Matching a Child Care Provider with Your Daycare Needs

One of the most important decisions a parent has to make is selecting the right child care. Finding suitable care can take a while, but the effort will be well worth the time investedĀ Your quest will be successful if you have the right knowledge. If you are in a rush then you can just check out Kindle School in The Heights with their amazing and helpful staff you will get a daycare provider that is perfect according to your schedule. They are one of the best in this field which is why you can trust their service. Besides that, if you are willing to learn more about this selection process these tips will help you learn how to spot a quality child care program.

Visit Multiple Locations.
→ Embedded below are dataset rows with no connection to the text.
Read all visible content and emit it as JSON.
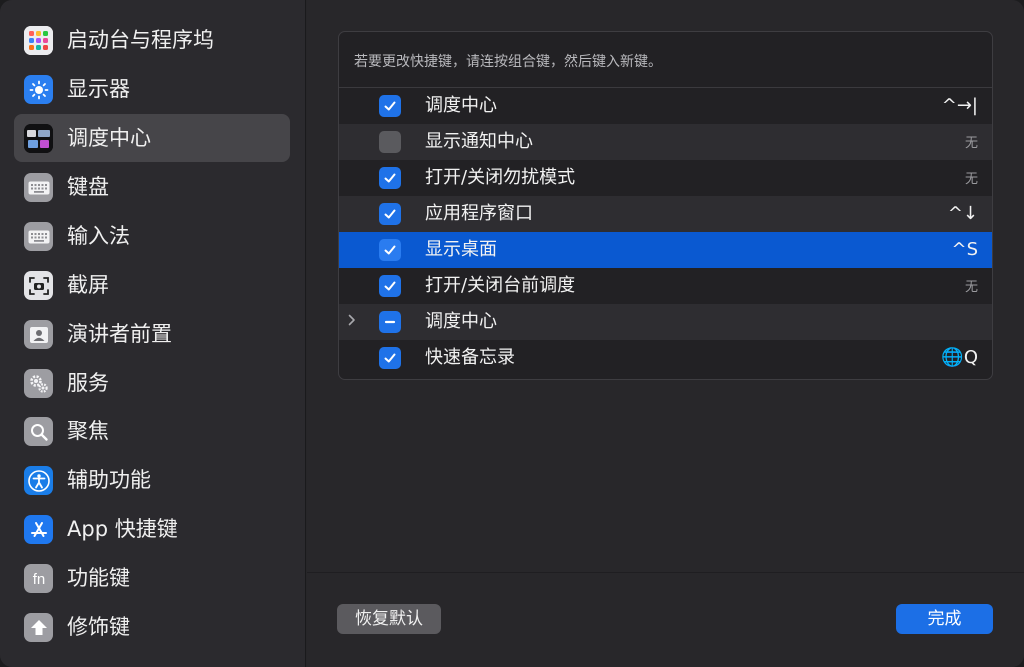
{
  "sidebar": {
    "items": [
      {
        "label": "启动台与程序坞",
        "icon": "launchpad-icon"
      },
      {
        "label": "显示器",
        "icon": "display-brightness-icon"
      },
      {
        "label": "调度中心",
        "icon": "mission-control-icon",
        "selected": true
      },
      {
        "label": "键盘",
        "icon": "keyboard-icon"
      },
      {
        "label": "输入法",
        "icon": "input-method-keyboard-icon"
      },
      {
        "label": "截屏",
        "icon": "screenshot-camera-icon"
      },
      {
        "label": "演讲者前置",
        "icon": "presenter-overlay-icon"
      },
      {
        "label": "服务",
        "icon": "services-gears-icon"
      },
      {
        "label": "聚焦",
        "icon": "spotlight-search-icon"
      },
      {
        "label": "辅助功能",
        "icon": "accessibility-icon"
      },
      {
        "label": "App 快捷键",
        "icon": "app-store-icon"
      },
      {
        "label": "功能键",
        "icon": "fn-key-icon"
      },
      {
        "label": "修饰键",
        "icon": "modifier-key-up-arrow-icon"
      }
    ]
  },
  "main": {
    "hint": "若要更改快捷键，请连按组合键，然后键入新键。",
    "rows": [
      {
        "label": "调度中心",
        "checked": "checked",
        "shortcut": "^→|"
      },
      {
        "label": "显示通知中心",
        "checked": "unchecked",
        "shortcut": "无"
      },
      {
        "label": "打开/关闭勿扰模式",
        "checked": "checked",
        "shortcut": "无"
      },
      {
        "label": "应用程序窗口",
        "checked": "checked",
        "shortcut": "^↓"
      },
      {
        "label": "显示桌面",
        "checked": "checked",
        "shortcut": "^S",
        "selected": true
      },
      {
        "label": "打开/关闭台前调度",
        "checked": "checked",
        "shortcut": "无"
      },
      {
        "label": "调度中心",
        "checked": "mixed",
        "shortcut": "",
        "expandable": true
      },
      {
        "label": "快速备忘录",
        "checked": "checked",
        "shortcut": "🌐Q"
      }
    ],
    "reset_label": "恢复默认",
    "done_label": "完成"
  },
  "colors": {
    "accent": "#1f72e8",
    "selection": "#0a59d1",
    "sidebar_selected": "#464549"
  }
}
It’s tough to get a good feel for what a quality daycare is if you have no point of reference or comparison. You may be tempted to select the closest location for convenience, but it’s wise to expand your search and visit several locations in your area to get a good feel for how the center operates, the staff, the facility layouts, and what you do/do not like about the provider.

Ask About the Adult-to-Child Ratio. How many adults are responsible for the number of children in the center, or for larger centers- how many adults supervise the particular age group your child will be placed in. Each state has different standards, be sure to find out what your state adult-to-child ratio standard is prior to visiting the center. Basic standards are:

  • 1 adult per 4 infants
  • 1 adult per six children (no more than 2 infants)

If the center you visit does not adhere to at least the minimum standard in your state, look elsewhere. The ratios are in place to help assure the safety and quality care of the child.

Ask for Referrals. It’s helpful to ask your friends and family for advice and recommendations, but also ask the provider to provide you with a minimum of three referrals. These should be parents who currently have children attending the center. Talking with these parents will help give you an insight into the current culture and climate of the center, and may possibly alert you to some problem areas.

Make Sure the Provider is Prepared for Safety. Do you see smoke detectors and emergency evacuation plans posted? How is the space set up? If there are unprotected sharp corners, deteriorating playground equipment, or dirty bathrooms, the facility may be hazardous to your child’s health.

Ask the provider about their state licensing, emergency contact system, liability insurance, and if their staff has up-to-date training in pediatric CPR and first aid.

Find out What Your Child Will Eat. Ask to see a sample menu. Find out if the center follows any nutritional guidelines. Take a tour of the kitchen. Is the food stored and prepared in a safe manner.

Also, find out if you will be responsible for providing any food for your child (other than a formula for infants.) Providing daily snacks can make an impact on your budget and maybe a consideration when selecting between two different centers.

Trust Your Instincts. Did the provider make a good impression with you or do you have lingering doubts? Trust your instincts. If you don’t feel close to 100% confident that the provider you are choosing will nurture and care for your child in a manner you are happy with, then seek out alternative sources.

Observe the caregiver’s in their setting, don’t just meet them at the end of the day or in an office. Watch how they respond to the children they are providing care for and how the children respond to them. You can pick up a lot of information by observing the actual interaction.

Ask Questions. Don’t be intimidated or timid. Ask every question you can think of until you are satisfied that you have enough information to make a good decision. After all, this is about your child’s care. You have the right and the responsibility to request information about the child care provider.

If the caregiver is not willing to discuss topics with you or is reluctant to give out information pertinent to the center and the quality of care your child will receive, this should be a huge red flag and you may want to consider other alternatives.